Directions for this task = Return the records, each one exactly as written.
*** Input for this task Section Begins ***
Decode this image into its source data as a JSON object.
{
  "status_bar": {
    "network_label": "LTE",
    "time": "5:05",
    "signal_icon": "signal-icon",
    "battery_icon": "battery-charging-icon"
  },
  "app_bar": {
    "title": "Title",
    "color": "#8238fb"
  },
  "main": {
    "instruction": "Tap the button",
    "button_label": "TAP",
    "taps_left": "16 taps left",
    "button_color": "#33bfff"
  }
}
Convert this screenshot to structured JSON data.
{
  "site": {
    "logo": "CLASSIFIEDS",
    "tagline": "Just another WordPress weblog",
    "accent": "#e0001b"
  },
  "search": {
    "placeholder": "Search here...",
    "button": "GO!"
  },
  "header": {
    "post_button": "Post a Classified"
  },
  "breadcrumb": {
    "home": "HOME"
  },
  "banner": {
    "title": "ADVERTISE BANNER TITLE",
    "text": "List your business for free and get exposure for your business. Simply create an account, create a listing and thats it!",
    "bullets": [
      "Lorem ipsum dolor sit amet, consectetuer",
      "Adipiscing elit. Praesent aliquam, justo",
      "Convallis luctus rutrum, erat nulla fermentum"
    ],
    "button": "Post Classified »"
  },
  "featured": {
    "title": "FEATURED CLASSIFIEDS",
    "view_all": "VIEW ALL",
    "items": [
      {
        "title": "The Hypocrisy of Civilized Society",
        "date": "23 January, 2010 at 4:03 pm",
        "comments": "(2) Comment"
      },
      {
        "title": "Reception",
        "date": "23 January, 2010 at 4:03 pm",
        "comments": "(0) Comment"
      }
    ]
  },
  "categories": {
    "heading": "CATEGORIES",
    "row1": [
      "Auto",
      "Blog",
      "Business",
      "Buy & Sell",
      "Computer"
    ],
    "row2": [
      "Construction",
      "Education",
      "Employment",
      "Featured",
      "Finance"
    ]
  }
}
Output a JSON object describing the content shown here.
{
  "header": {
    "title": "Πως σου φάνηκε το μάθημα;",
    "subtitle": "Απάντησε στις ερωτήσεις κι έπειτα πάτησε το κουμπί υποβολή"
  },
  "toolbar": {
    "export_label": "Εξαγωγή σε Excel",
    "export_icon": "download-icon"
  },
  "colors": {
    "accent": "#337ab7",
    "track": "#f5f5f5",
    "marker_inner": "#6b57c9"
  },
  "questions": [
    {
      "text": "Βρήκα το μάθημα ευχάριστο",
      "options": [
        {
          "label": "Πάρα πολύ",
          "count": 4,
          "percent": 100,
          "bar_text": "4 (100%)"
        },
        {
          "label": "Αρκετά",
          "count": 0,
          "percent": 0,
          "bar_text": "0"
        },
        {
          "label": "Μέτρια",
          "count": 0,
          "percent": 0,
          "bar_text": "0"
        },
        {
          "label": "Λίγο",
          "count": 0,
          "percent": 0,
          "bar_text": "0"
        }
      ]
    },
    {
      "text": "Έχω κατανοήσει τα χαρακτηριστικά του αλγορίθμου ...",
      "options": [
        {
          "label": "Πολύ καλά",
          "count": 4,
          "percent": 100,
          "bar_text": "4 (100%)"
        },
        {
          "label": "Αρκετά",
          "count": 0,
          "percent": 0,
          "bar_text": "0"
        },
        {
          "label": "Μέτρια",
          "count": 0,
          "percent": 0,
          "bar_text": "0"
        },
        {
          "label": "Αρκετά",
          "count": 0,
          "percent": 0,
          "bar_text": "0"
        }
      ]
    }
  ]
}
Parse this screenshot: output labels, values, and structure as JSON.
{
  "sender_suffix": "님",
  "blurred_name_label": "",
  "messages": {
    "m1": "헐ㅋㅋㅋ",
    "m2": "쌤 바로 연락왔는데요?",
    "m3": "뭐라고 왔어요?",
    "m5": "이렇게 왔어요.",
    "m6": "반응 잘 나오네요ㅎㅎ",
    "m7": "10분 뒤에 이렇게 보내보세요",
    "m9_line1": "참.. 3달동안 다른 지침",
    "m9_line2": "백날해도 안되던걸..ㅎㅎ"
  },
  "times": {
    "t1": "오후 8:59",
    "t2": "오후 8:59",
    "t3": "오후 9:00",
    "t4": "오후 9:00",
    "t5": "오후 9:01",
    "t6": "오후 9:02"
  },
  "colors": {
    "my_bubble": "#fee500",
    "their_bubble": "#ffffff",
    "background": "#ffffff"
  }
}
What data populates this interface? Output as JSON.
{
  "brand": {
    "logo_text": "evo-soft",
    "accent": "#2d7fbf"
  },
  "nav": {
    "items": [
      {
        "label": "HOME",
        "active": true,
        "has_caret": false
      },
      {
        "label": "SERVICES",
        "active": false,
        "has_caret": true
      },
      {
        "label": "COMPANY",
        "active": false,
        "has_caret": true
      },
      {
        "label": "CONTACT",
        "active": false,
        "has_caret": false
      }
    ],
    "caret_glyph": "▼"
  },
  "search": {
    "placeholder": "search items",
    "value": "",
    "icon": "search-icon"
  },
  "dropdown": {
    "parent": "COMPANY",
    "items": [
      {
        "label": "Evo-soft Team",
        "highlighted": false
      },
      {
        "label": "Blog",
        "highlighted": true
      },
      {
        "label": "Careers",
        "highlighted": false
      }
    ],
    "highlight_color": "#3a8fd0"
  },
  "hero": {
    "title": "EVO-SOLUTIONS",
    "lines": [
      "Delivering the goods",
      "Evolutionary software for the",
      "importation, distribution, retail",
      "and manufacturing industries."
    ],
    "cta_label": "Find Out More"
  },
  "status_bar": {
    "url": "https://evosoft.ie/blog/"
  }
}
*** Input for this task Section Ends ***
Worked solution =
Decode this image into its source data as a JSON object.
{
  "status_bar": {
    "network_label": "LTE",
    "time": "5:05",
    "signal_icon": "signal-icon",
    "battery_icon": "battery-charging-icon"
  },
  "app_bar": {
    "title": "Title",
    "color": "#8238fb"
  },
  "main": {
    "instruction": "Tap the button",
    "button_label": "TAP",
    "taps_left": "16 taps left",
    "button_color": "#33bfff"
  }
}
Convert this screenshot to structured JSON data.
{
  "site": {
    "logo": "CLASSIFIEDS",
    "tagline": "Just another WordPress weblog",
    "accent": "#e0001b"
  },
  "search": {
    "placeholder": "Search here...",
    "button": "GO!"
  },
  "header": {
    "post_button": "Post a Classified"
  },
  "breadcrumb": {
    "home": "HOME"
  },
  "banner": {
    "title": "ADVERTISE BANNER TITLE",
    "text": "List your business for free and get exposure for your business. Simply create an account, create a listing and thats it!",
    "bullets": [
      "Lorem ipsum dolor sit amet, consectetuer",
      "Adipiscing elit. Praesent aliquam, justo",
      "Convallis luctus rutrum, erat nulla fermentum"
    ],
    "button": "Post Classified »"
  },
  "featured": {
    "title": "FEATURED CLASSIFIEDS",
    "view_all": "VIEW ALL",
    "items": [
      {
        "title": "The Hypocrisy of Civilized Society",
        "date": "23 January, 2010 at 4:03 pm",
        "comments": "(2) Comment"
      },
      {
        "title": "Reception",
        "date": "23 January, 2010 at 4:03 pm",
        "comments": "(0) Comment"
      }
    ]
  },
  "categories": {
    "heading": "CATEGORIES",
    "row1": [
      "Auto",
      "Blog",
      "Business",
      "Buy & Sell",
      "Computer"
    ],
    "row2": [
      "Construction",
      "Education",
      "Employment",
      "Featured",
      "Finance"
    ]
  }
}
Output a JSON object describing the content shown here.
{
  "header": {
    "title": "Πως σου φάνηκε το μάθημα;",
    "subtitle": "Απάντησε στις ερωτήσεις κι έπειτα πάτησε το κουμπί υποβολή"
  },
  "toolbar": {
    "export_label": "Εξαγωγή σε Excel",
    "export_icon": "download-icon"
  },
  "colors": {
    "accent": "#337ab7",
    "track": "#f5f5f5",
    "marker_inner": "#6b57c9"
  },
  "questions": [
    {
      "text": "Βρήκα το μάθημα ευχάριστο",
      "options": [
        {
          "label": "Πάρα πολύ",
          "count": 4,
          "percent": 100,
          "bar_text": "4 (100%)"
        },
        {
          "label": "Αρκετά",
          "count": 0,
          "percent": 0,
          "bar_text": "0"
        },
        {
          "label": "Μέτρια",
          "count": 0,
          "percent": 0,
          "bar_text": "0"
        },
        {
          "label": "Λίγο",
          "count": 0,
          "percent": 0,
          "bar_text": "0"
        }
      ]
    },
    {
      "text": "Έχω κατανοήσει τα χαρακτηριστικά του αλγορίθμου ...",
      "options": [
        {
          "label": "Πολύ καλά",
          "count": 4,
          "percent": 100,
          "bar_text": "4 (100%)"
        },
        {
          "label": "Αρκετά",
          "count": 0,
          "percent": 0,
          "bar_text": "0"
        },
        {
          "label": "Μέτρια",
          "count": 0,
          "percent": 0,
          "bar_text": "0"
        },
        {
          "label": "Αρκετά",
          "count": 0,
          "percent": 0,
          "bar_text": "0"
        }
      ]
    }
  ]
}
Parse this screenshot: output labels, values, and structure as JSON.
{
  "sender_suffix": "님",
  "blurred_name_label": "",
  "messages": {
    "m1": "헐ㅋㅋㅋ",
    "m2": "쌤 바로 연락왔는데요?",
    "m3": "뭐라고 왔어요?",
    "m5": "이렇게 왔어요.",
    "m6": "반응 잘 나오네요ㅎㅎ",
    "m7": "10분 뒤에 이렇게 보내보세요",
    "m9_line1": "참.. 3달동안 다른 지침",
    "m9_line2": "백날해도 안되던걸..ㅎㅎ"
  },
  "times": {
    "t1": "오후 8:59",
    "t2": "오후 8:59",
    "t3": "오후 9:00",
    "t4": "오후 9:00",
    "t5": "오후 9:01",
    "t6": "오후 9:02"
  },
  "colors": {
    "my_bubble": "#fee500",
    "their_bubble": "#ffffff",
    "background": "#ffffff"
  }
}
What data populates this interface? Output as JSON.
{
  "brand": {
    "logo_text": "evo-soft",
    "accent": "#2d7fbf"
  },
  "nav": {
    "items": [
      {
        "label": "HOME",
        "active": true,
        "has_caret": false
      },
      {
        "label": "SERVICES",
        "active": false,
        "has_caret": true
      },
      {
        "label": "COMPANY",
        "active": false,
        "has_caret": true
      },
      {
        "label": "CONTACT",
        "active": false,
        "has_caret": false
      }
    ],
    "caret_glyph": "▼"
  },
  "search": {
    "placeholder": "search items",
    "value": "",
    "icon": "search-icon"
  },
  "dropdown": {
    "parent": "COMPANY",
    "items": [
      {
        "label": "Evo-soft Team",
        "highlighted": false
      },
      {
        "label": "Blog",
        "highlighted": true
      },
      {
        "label": "Careers",
        "highlighted": false
      }
    ],
    "highlight_color": "#3a8fd0"
  },
  "hero": {
    "title": "EVO-SOLUTIONS",
    "lines": [
      "Delivering the goods",
      "Evolutionary software for the",
      "importation, distribution, retail",
      "and manufacturing industries."
    ],
    "cta_label": "Find Out More"
  },
  "status_bar": {
    "url": "https://evosoft.ie/blog/"
  }
}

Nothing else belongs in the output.